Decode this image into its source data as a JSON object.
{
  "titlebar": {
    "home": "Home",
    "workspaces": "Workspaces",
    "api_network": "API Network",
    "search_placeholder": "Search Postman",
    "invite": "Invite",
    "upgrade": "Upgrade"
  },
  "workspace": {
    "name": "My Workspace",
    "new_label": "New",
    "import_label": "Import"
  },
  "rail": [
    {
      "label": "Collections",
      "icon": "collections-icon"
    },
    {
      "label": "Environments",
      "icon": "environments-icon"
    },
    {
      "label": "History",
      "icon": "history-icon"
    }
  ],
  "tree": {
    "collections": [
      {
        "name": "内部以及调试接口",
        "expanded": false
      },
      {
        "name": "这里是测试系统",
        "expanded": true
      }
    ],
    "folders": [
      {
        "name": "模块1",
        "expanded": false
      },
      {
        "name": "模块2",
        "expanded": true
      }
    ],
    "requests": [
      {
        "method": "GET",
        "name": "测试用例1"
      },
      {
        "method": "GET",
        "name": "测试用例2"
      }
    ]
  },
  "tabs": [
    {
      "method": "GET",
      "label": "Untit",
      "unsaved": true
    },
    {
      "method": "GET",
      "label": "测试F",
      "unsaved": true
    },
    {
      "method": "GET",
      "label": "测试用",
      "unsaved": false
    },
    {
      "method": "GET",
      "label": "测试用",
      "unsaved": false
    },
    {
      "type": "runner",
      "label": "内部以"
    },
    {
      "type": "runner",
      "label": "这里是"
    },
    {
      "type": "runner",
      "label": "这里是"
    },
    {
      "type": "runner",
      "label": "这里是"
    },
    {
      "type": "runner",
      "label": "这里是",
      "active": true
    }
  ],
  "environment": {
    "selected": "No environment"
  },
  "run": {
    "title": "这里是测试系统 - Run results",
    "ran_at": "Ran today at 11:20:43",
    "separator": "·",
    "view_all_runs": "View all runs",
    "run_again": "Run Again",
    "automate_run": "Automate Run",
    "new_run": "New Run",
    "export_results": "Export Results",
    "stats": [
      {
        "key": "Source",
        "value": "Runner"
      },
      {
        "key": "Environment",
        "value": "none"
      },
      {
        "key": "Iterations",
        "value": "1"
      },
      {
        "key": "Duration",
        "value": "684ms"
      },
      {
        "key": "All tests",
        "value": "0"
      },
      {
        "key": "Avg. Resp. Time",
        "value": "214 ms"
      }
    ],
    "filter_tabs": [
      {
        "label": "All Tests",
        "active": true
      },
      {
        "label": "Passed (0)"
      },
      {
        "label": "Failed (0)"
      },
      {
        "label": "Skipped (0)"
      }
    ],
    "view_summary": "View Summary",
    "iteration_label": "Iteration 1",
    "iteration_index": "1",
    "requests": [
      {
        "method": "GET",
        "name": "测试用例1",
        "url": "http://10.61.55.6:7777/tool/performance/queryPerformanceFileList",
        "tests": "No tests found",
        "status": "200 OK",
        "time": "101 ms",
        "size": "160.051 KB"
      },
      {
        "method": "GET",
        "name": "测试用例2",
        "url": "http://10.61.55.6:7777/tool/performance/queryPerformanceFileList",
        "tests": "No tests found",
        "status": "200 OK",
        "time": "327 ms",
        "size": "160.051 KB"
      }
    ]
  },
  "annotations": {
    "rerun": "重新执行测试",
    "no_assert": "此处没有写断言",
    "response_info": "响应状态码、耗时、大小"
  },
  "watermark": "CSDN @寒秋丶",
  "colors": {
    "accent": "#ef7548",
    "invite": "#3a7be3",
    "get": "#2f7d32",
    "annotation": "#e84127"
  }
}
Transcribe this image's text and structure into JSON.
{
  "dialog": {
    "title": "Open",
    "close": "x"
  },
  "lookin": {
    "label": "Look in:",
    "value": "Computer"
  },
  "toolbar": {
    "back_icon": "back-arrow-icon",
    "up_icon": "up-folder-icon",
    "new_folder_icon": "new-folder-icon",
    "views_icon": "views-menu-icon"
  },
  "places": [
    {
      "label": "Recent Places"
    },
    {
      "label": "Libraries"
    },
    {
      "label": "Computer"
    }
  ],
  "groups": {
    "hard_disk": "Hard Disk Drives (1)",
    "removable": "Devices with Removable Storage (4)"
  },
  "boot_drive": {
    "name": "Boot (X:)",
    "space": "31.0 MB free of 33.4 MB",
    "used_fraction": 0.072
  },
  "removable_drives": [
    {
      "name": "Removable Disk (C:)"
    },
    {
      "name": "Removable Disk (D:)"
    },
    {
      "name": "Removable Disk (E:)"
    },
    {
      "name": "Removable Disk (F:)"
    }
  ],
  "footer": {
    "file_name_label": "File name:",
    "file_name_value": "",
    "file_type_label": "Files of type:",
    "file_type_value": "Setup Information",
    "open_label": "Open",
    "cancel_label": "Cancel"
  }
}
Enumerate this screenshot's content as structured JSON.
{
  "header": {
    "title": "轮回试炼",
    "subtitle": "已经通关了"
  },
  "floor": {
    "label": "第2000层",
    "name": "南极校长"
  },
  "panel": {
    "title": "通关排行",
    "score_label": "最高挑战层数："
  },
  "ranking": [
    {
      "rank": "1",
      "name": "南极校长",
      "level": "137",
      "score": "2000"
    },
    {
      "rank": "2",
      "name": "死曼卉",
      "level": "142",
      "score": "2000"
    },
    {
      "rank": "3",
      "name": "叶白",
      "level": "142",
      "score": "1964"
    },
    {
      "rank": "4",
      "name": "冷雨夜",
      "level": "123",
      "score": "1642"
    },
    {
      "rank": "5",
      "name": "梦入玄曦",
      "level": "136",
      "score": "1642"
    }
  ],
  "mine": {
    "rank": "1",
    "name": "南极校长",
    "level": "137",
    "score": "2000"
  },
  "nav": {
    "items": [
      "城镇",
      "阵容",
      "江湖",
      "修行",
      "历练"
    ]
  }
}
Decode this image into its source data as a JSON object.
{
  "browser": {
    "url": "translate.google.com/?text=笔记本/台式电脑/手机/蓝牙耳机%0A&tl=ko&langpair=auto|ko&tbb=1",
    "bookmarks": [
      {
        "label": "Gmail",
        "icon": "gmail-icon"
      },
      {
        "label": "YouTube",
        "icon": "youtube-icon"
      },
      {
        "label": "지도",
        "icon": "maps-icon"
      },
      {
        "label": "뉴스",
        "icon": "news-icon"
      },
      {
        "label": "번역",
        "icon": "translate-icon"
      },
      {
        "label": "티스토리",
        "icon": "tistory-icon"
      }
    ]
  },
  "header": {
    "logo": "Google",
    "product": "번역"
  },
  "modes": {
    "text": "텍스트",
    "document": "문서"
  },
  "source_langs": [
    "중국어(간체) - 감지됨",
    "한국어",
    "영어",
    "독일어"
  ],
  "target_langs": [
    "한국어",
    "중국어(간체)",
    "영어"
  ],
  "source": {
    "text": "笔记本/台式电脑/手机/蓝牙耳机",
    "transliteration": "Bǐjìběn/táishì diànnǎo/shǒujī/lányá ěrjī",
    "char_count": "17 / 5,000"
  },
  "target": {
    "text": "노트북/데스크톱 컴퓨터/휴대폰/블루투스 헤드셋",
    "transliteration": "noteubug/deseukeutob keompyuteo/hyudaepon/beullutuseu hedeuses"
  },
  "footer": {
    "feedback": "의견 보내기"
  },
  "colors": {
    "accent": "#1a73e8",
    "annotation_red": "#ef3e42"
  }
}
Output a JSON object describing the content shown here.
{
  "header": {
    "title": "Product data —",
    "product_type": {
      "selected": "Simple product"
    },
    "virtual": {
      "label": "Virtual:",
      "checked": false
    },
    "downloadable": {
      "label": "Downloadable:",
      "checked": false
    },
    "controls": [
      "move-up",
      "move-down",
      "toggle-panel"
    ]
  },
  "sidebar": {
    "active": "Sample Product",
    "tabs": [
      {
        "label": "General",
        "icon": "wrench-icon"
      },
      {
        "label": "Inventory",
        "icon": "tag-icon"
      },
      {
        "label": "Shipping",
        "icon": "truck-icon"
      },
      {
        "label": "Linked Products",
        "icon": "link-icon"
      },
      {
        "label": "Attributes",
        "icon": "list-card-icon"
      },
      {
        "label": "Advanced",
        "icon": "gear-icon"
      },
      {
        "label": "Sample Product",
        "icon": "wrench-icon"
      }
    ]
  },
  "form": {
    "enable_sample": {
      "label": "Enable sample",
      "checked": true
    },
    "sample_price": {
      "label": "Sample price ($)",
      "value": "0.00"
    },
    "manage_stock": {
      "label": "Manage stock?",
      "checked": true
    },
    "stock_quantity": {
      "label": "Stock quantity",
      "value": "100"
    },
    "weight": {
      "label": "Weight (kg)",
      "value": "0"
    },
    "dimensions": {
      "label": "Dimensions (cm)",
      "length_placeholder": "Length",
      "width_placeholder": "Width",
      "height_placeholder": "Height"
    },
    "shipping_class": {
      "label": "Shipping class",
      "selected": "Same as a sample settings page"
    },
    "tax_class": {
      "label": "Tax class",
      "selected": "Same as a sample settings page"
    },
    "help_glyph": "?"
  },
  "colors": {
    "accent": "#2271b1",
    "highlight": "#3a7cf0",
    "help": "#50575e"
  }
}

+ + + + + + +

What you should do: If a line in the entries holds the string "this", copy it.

Expected answer:
Decode this image into its source data as a JSON object.
Transcribe this image's text and structure into JSON.
Enumerate this screenshot's content as structured JSON.
Decode this image into its source data as a JSON object.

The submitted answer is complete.